different . It has the new K390 steel blade. The flat grind blade is quickly
becoming one of my favorite configurations.
I grew up with saber and convex
grinds but I’m won over by the flat grind. The absence of shoulders makes for
easier cutting. If you’re slicing a wedge of Swiss cheese, you may want the
shoulders as they push the materials apart and away from the knife. But you also
encounter drag. Drag just means you have to put more force on the blade, and for
most applications, forcing a blade is never a good idea. So I’m running some
test because K390 steel sounds like a step backwards.
It’s not stainless. In
fact a product insert warns you to protect the blade.
Bohler-Uddeholm list the
following reasons to use their K390 Microclean steel:
- Good machinability
because of uniform mechanical properties,
- Excellent grindability even with
deep engraving in the tool & die center,
- Uniform low dimensional change during
- Non sensitive against overheating or long soak times.
- Optimal EDM characteristic due to uniform carbide distribution.
Electrical Discharge Machining and it is becoming industries’ favorite machining
and milling tool because it is efficient, economic, fast, controllable and
computer-driven. Many of these steel properties, like dimensional stability are
a big draw for knife makers.
The Chemistry also looks interesting. C 2.4%, Cr
4.2%, Mo 3.8%, V 9%, W 1%, Co 2%.
I should also note, new steels aren’t simply
made by dumping elements together. Tempering, stress relief and hardening cycles
have a major part in any production metal. Still, I find these numbers amazing,
especially the 9% vanadium and 2.4% carbon!
Strictly speaking chromium levels
should be around 11% to be classified as stainless. Chromium forms carbides that
stabilize the microstructure, so in ordinary steels you need an excess of
chromium to react with carbon and still have enough to protect against rust.
Here you have vanadium to form carbides. So is there enough chromium to form the
transparent chromium oxide barrier? I don’t know.
I’ve been cutting cardboard all week, I haven’t noticed any loss of
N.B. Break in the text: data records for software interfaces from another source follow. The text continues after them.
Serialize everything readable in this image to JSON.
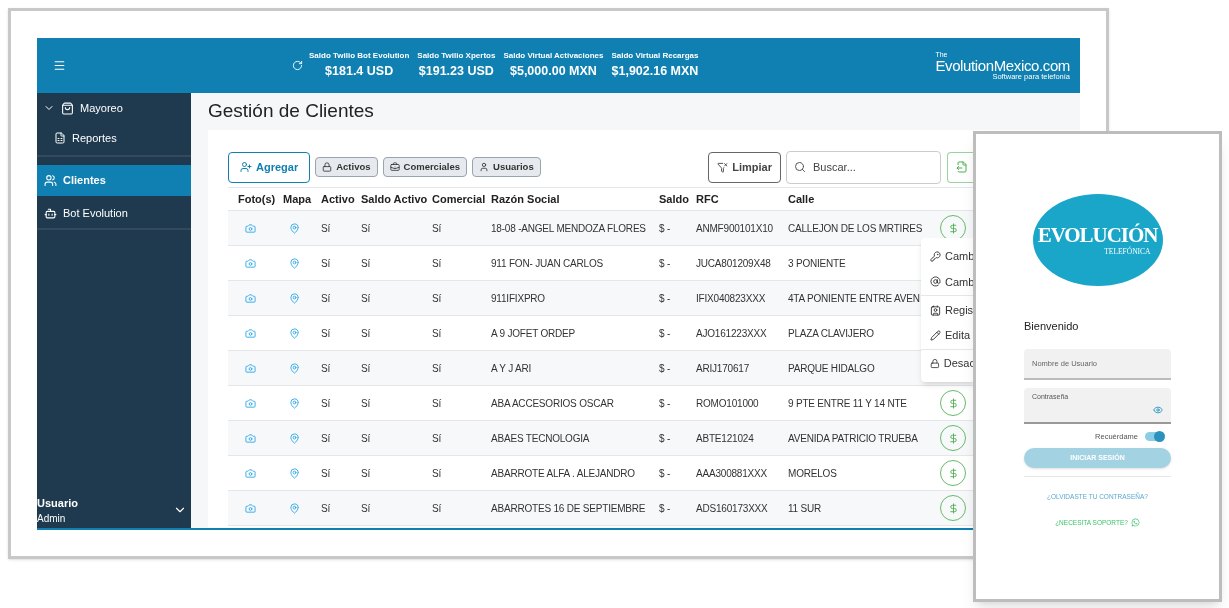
{
  "app": {
    "header": {
      "balances": [
        {
          "label": "Saldo Twilio Bot Evolution",
          "value": "$181.4 USD"
        },
        {
          "label": "Saldo Twilio Xpertos",
          "value": "$191.23 USD"
        },
        {
          "label": "Saldo Virtual Activaciones",
          "value": "$5,000.00 MXN"
        },
        {
          "label": "Saldo Virtual Recargas",
          "value": "$1,902.16 MXN"
        }
      ],
      "logo": {
        "prefix": "The",
        "name": "EvolutionMexico.com",
        "tagline": "Software para telefonía"
      }
    },
    "sidebar": {
      "items": [
        {
          "label": "Mayoreo",
          "expanded": true,
          "selected": false,
          "children": [
            {
              "label": "Reportes",
              "selected": false
            }
          ]
        },
        {
          "label": "Clientes",
          "selected": true
        },
        {
          "label": "Bot Evolution",
          "selected": false
        }
      ],
      "user": {
        "name": "Usuario",
        "role": "Admin"
      }
    },
    "page_title": "Gestión de Clientes",
    "toolbar": {
      "add": "Agregar",
      "filters": [
        "Activos",
        "Comerciales",
        "Usuarios"
      ],
      "clear": "Limpiar",
      "search": {
        "placeholder": "Buscar..."
      }
    },
    "table": {
      "columns": [
        "Foto(s)",
        "Mapa",
        "Activo",
        "Saldo Activo",
        "Comercial",
        "Razón Social",
        "Saldo",
        "RFC",
        "Calle"
      ],
      "rows": [
        {
          "activo": "Sí",
          "saldo_activo": "Sí",
          "comercial": "Sí",
          "razon_social": "18-08 -ANGEL MENDOZA FLORES",
          "saldo": "$ -",
          "rfc": "ANMF900101X10",
          "calle": "CALLEJON DE LOS MRTIRES"
        },
        {
          "activo": "Sí",
          "saldo_activo": "Sí",
          "comercial": "Sí",
          "razon_social": "911 FON- JUAN CARLOS",
          "saldo": "$ -",
          "rfc": "JUCA801209X48",
          "calle": "3 PONIENTE"
        },
        {
          "activo": "Sí",
          "saldo_activo": "Sí",
          "comercial": "Sí",
          "razon_social": "911IFIXPRO",
          "saldo": "$ -",
          "rfc": "IFIX040823XXX",
          "calle": "4TA PONIENTE ENTRE AVEN"
        },
        {
          "activo": "Sí",
          "saldo_activo": "Sí",
          "comercial": "Sí",
          "razon_social": "A 9 JOFET ORDEP",
          "saldo": "$ -",
          "rfc": "AJO161223XXX",
          "calle": "PLAZA CLAVIJERO"
        },
        {
          "activo": "Sí",
          "saldo_activo": "Sí",
          "comercial": "Sí",
          "razon_social": "A Y J ARI",
          "saldo": "$ -",
          "rfc": "ARIJ170617",
          "calle": "PARQUE HIDALGO"
        },
        {
          "activo": "Sí",
          "saldo_activo": "Sí",
          "comercial": "Sí",
          "razon_social": "ABA ACCESORIOS OSCAR",
          "saldo": "$ -",
          "rfc": "ROMO101000",
          "calle": "9 PTE ENTRE 11 Y 14 NTE"
        },
        {
          "activo": "Sí",
          "saldo_activo": "Sí",
          "comercial": "Sí",
          "razon_social": "ABAES TECNOLOGIA",
          "saldo": "$ -",
          "rfc": "ABTE121024",
          "calle": "AVENIDA PATRICIO TRUEBA"
        },
        {
          "activo": "Sí",
          "saldo_activo": "Sí",
          "comercial": "Sí",
          "razon_social": "ABARROTE ALFA . ALEJANDRO",
          "saldo": "$ -",
          "rfc": "AAA300881XXX",
          "calle": "MORELOS"
        },
        {
          "activo": "Sí",
          "saldo_activo": "Sí",
          "comercial": "Sí",
          "razon_social": "ABARROTES 16 DE SEPTIEMBRE",
          "saldo": "$ -",
          "rfc": "ADS160173XXX",
          "calle": "11 SUR"
        }
      ]
    },
    "context_menu": {
      "items": [
        "Camb",
        "Camb",
        "Regis",
        "Edita",
        "Desac"
      ]
    }
  },
  "login": {
    "logo": {
      "title": "EVOLUCIÓN",
      "subtitle": "TELEFÓNICA"
    },
    "greeting": "Bienvenido",
    "username": {
      "placeholder": "Nombre de Usuario"
    },
    "password": {
      "label": "Contraseña"
    },
    "remember": {
      "label": "Recuérdame",
      "on": true
    },
    "submit": "INICIAR SESIÓN",
    "forgot": "¿OLVIDASTE TU CONTRASEÑA?",
    "support": "¿NECESITA SOPORTE?"
  }
}
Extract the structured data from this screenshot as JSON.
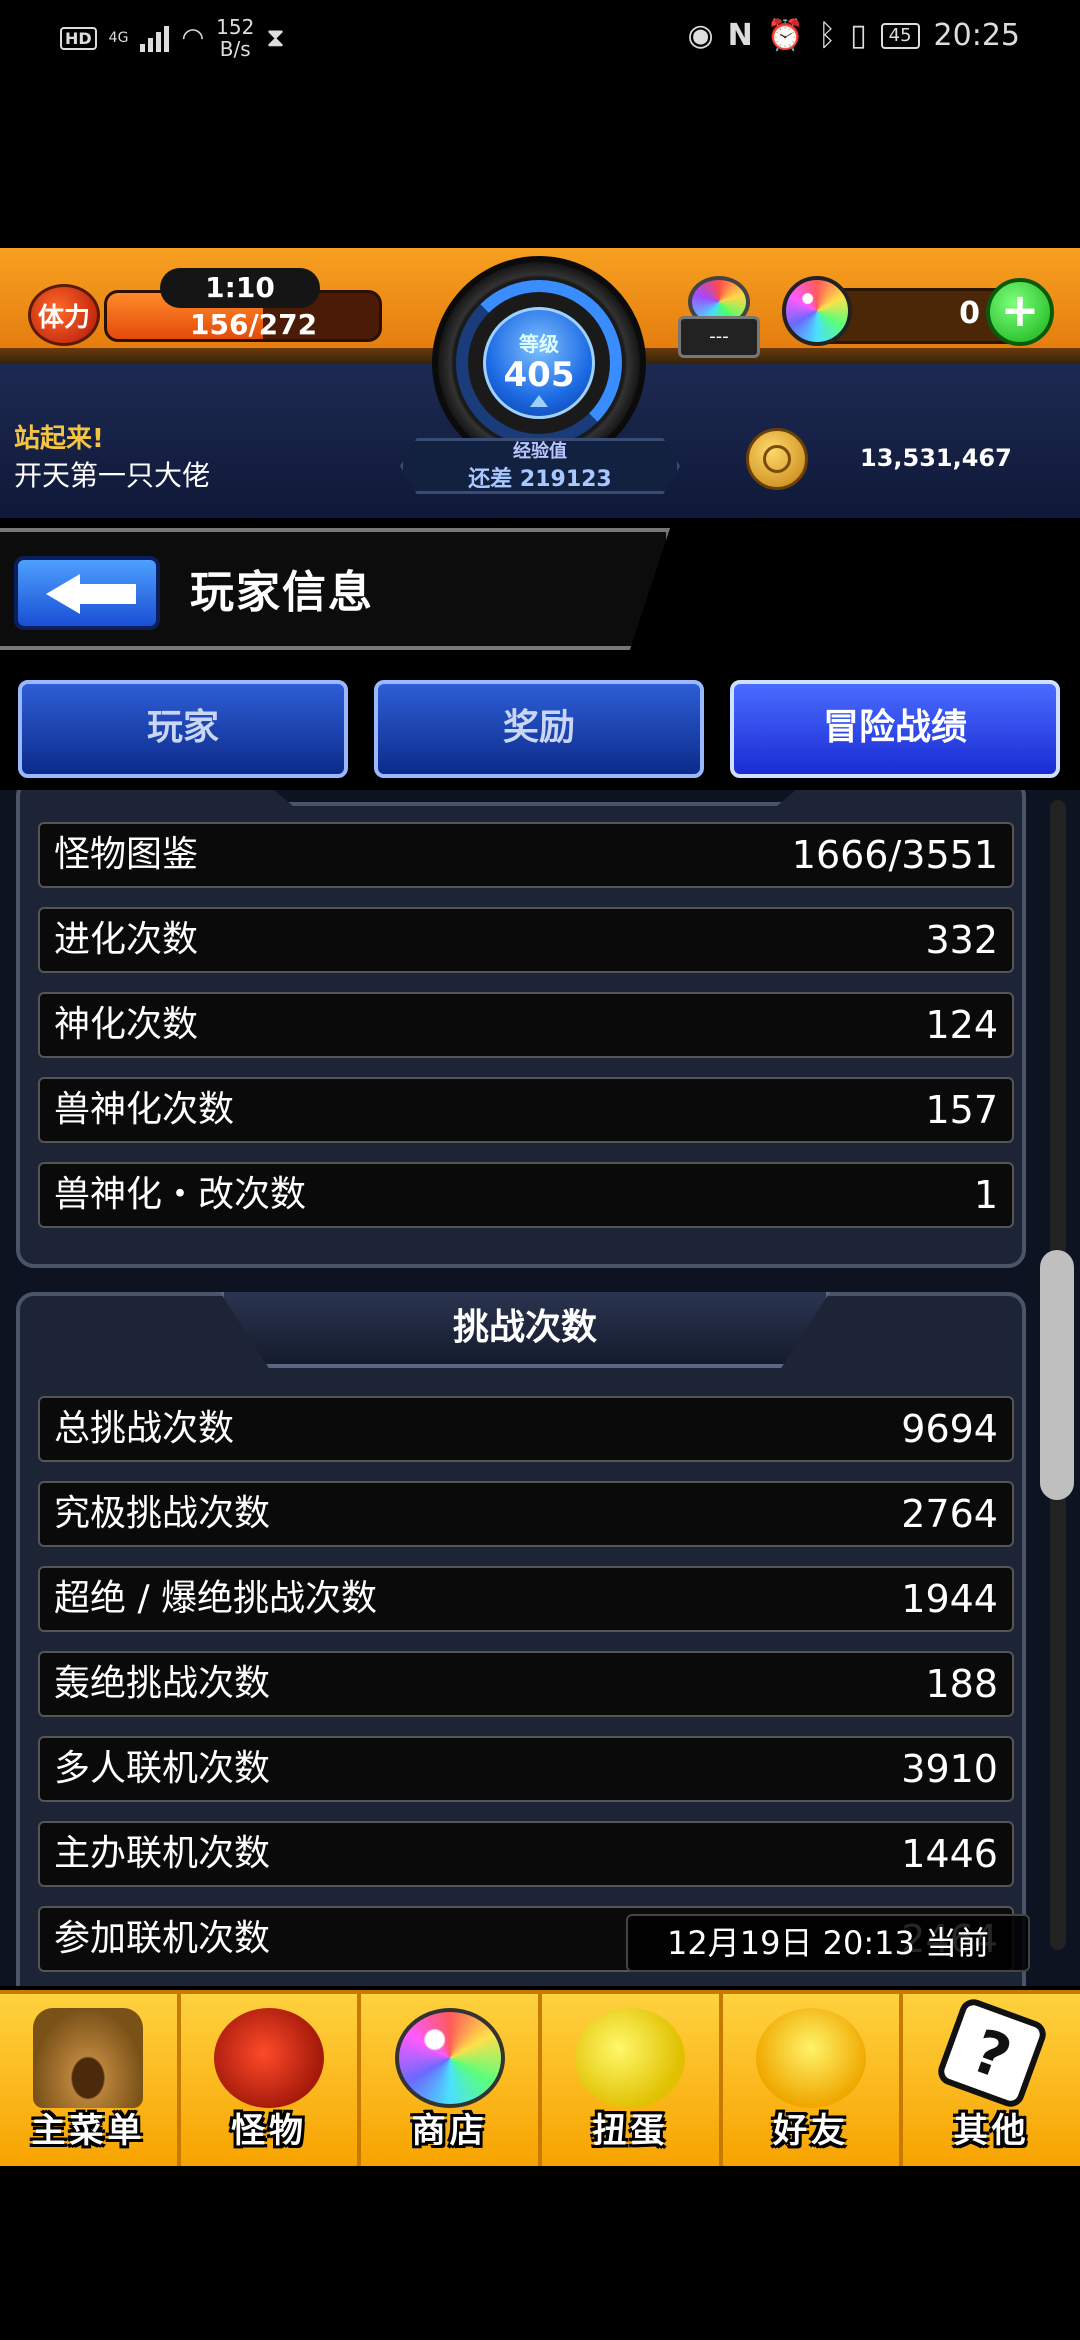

sharpness. Today I cubed semi-frozen beef for a future chili dinner. I thought
the knife handled better than many of the larger chefs’ knives or the smaller
I sliced up some lemons and limes for summer drinks and the knife worked fine.
Afterwards I noticed the acid fruit left a start of a faint patina. I could
lightly rub it out with a fine metal polish, but I think I’ll keep it. I like a
working knife that looks like a working knife.
I increased the contrast slightly so you could see the patina. I’m wondering if
it will wear away on it’s own.
I think the K390 steel is going to be a winner. I
haven’t had to sharpen it yet, but I have no doubt my Spyderco Sharpmaker is up
to the job. I understand you’re going to see K390 steel in a lot of other
Spyderco products. I also think you’re going to like it.
The Knife Edge: One Man, So Many Knives©: Spyderco K390 steel is written by knife for knifesearch.blogspot.com